|International Classification||G11B5/09, G11B20/10|
|Cooperative Classification||G11B20/10, G11B20/10009|
|European Classification||G11B20/10, G11B20/10A|
|Sep 23, 1988||AS||Assignment|
Owner name: SONY CORPORATION, 7-35 KITASHINAGAWA-6, SHINAGAWA-
Free format text: ASSIGNMENT OF ASSIGNORS INTEREST.;ASSIGNORS:KANOTA, KEIJI;SEKI, TAKAHITO;REEL/FRAME:004944/0336
Effective date: 19880825
Owner name: SONY CORPORATION, A CORP. OF JAPAN,JAPAN
Free format text: ASSIGNMENT OF ASSIGNORS INTEREST;ASSIGNORS:KANOTA, KEIJI;SEKI, TAKAHITO;REEL/FRAME:004944/0336
Effective date: 19880825

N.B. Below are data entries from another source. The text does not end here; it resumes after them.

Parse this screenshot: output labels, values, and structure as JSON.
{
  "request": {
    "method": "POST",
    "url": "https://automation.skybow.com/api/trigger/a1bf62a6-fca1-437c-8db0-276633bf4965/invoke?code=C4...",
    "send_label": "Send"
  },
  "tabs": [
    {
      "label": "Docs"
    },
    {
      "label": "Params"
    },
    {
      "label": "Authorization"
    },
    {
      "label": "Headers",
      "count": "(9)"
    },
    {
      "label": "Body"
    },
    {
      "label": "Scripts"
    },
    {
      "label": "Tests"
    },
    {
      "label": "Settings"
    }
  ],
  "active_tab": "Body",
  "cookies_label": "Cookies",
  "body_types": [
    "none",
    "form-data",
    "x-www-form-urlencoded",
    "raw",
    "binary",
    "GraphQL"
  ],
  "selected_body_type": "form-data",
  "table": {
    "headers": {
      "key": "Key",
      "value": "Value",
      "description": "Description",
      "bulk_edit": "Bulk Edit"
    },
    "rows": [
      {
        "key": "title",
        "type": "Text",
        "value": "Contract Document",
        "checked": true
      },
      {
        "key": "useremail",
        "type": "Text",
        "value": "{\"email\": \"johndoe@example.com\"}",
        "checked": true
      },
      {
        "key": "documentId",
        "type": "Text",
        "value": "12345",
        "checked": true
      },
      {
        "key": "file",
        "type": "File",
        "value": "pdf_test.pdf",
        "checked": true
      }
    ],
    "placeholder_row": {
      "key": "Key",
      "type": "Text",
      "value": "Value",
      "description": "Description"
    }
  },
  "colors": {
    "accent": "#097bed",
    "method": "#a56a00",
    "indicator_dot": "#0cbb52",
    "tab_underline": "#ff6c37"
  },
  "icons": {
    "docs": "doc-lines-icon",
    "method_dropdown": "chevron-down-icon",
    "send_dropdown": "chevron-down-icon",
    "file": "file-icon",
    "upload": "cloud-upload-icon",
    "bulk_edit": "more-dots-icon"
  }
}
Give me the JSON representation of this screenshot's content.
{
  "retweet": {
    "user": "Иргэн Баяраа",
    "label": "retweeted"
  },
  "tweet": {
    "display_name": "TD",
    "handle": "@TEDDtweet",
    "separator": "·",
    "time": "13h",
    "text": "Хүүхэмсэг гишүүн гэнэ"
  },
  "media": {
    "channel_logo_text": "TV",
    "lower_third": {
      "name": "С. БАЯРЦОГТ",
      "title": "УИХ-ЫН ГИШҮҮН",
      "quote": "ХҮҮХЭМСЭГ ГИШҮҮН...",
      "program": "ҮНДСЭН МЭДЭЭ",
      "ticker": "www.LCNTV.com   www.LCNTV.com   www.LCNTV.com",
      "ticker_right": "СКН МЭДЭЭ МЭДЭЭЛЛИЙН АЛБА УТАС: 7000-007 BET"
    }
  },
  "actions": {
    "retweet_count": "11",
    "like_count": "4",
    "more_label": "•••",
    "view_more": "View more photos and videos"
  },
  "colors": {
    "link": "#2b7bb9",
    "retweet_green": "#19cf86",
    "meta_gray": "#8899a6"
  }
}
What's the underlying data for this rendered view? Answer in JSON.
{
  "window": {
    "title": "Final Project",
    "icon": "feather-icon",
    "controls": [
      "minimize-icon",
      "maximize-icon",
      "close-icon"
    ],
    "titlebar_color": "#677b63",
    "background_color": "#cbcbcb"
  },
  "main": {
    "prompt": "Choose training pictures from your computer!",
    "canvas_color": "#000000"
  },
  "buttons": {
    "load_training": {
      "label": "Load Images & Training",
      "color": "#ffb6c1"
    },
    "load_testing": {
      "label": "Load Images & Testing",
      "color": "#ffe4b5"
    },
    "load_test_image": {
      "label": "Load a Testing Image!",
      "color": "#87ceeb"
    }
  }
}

|May 21, 1993||FPAY||Fee payment|
Year of fee payment: 4
|Apr 28, 1997||FPAY||Fee payment|
Year of fee payment: 8
|Jun 1, 2001||FPAY||Fee payment|
Year of fee payment: 12